But you are you. You are not your child. Or your student. Or your sister. No matter how well you understand them. No matter how much you love them. You are not them. You are you.

They have a perspective of their own, and it is not the same as yours. Whether or not they can articulate it, whether or not anyone knows what it is, they have a perspective that is wholly their own.

When you speak, you are speaking from your own perspective; that is the only perspective you *can* speak from. You can never get inside another person’s head; you can never share their perspective; you can never be their voice.

Make sure that you keep in mind that the person you care about exists as a person separate from you, and that they disagree with you about some things; probably even some really important things. (No one 100% agrees with another person about everything.). Do not speak as though you and they are essentially the same person, or as though they automatically agree with everything you think. They are real, and their perspective matters.

A question about playing games with ‘special needs teenagers’

What are some good, simple games you could play with a bunch of 14-18 years old special needs teenagers?
That depends entirely on what they like and what their needs are. I can’t really tell you good games without knowing the teenagers in question. All “special needs” tells me is that someone decided that these teenagers should be in a segregated program rather than integrated with non-disabled peers.
You should take into account the very real possibility that kids that age might not be especially interested in playing simple games. A good percentage of teenagers aren’t, and being classed as “special needs” doesn’t necessarily change that.
There are tons of websites that have suggestions for games to play with people of various ages. (Including adults. Don’t ignore suggestions meant for adults). I’d say look those up, see if there are any that seem like the folks you work with might enjoy, and try them. And then, if that doesn’t work, do something else.
But also, ask them. If they’re people who have expressive language, ask them if they know any good games, or what else they’d like to do. If not, make suggestions and see how they react.
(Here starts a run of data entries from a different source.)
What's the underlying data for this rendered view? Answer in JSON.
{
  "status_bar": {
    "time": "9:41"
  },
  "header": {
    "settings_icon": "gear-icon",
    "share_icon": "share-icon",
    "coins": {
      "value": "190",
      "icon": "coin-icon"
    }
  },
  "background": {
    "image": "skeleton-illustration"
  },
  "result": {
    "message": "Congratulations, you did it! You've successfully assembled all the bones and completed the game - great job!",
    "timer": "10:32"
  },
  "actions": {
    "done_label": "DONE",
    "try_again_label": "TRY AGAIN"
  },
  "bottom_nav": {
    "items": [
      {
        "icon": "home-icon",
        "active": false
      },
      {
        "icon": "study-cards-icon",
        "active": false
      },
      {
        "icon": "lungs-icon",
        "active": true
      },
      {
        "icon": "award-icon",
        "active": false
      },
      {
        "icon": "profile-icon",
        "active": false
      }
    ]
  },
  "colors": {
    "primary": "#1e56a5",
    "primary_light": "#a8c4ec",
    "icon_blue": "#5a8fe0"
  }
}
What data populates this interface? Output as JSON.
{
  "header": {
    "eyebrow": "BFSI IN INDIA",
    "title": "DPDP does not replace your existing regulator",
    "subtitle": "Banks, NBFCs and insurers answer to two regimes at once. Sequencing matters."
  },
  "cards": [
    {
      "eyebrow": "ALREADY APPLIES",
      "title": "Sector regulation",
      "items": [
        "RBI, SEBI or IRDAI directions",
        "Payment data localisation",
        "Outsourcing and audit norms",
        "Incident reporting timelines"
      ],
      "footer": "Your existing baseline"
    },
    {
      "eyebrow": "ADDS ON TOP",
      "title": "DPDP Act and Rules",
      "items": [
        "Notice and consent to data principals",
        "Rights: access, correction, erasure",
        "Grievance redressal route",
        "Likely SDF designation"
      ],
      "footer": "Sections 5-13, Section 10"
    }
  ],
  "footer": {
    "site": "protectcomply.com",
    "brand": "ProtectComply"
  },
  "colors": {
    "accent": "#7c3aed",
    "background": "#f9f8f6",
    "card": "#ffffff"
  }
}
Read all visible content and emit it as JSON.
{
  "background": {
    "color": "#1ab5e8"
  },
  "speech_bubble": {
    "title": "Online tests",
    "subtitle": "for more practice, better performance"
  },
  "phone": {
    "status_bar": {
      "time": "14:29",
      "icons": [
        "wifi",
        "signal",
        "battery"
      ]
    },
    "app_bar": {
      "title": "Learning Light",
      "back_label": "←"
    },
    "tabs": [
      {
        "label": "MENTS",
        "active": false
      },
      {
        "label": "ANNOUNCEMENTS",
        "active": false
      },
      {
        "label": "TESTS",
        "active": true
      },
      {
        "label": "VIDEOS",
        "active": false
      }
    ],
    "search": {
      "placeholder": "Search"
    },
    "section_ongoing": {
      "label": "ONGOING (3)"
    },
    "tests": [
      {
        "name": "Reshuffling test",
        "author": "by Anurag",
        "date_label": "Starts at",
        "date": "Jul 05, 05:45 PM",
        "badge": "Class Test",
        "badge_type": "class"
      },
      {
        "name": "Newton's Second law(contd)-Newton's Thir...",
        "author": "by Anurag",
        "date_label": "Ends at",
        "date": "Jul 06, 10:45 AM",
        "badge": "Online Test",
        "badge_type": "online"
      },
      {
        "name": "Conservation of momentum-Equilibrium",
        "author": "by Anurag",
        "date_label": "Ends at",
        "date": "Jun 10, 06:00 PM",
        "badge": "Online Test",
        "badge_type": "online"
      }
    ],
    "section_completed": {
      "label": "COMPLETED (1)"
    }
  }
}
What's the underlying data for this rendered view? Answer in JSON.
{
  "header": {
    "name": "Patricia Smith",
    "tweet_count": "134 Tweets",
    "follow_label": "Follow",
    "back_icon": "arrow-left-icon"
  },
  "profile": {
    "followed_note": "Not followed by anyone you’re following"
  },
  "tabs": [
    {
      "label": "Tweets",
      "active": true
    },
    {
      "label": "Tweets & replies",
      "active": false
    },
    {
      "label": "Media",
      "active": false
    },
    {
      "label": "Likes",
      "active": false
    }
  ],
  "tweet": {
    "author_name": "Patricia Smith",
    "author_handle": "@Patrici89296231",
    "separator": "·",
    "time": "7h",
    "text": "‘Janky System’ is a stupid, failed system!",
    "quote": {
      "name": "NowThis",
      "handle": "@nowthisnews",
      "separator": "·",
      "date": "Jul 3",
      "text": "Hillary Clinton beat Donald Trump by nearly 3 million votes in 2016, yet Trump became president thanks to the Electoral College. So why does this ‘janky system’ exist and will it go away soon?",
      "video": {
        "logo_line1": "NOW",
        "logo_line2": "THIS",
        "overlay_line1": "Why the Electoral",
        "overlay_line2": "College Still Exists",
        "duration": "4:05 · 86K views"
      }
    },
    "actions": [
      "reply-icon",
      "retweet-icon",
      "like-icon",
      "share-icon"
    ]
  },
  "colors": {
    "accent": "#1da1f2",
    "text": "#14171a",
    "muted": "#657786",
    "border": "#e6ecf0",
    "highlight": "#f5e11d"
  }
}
Respect their communication and preferences.
No one that age should ever have to play a game they don’t want to play.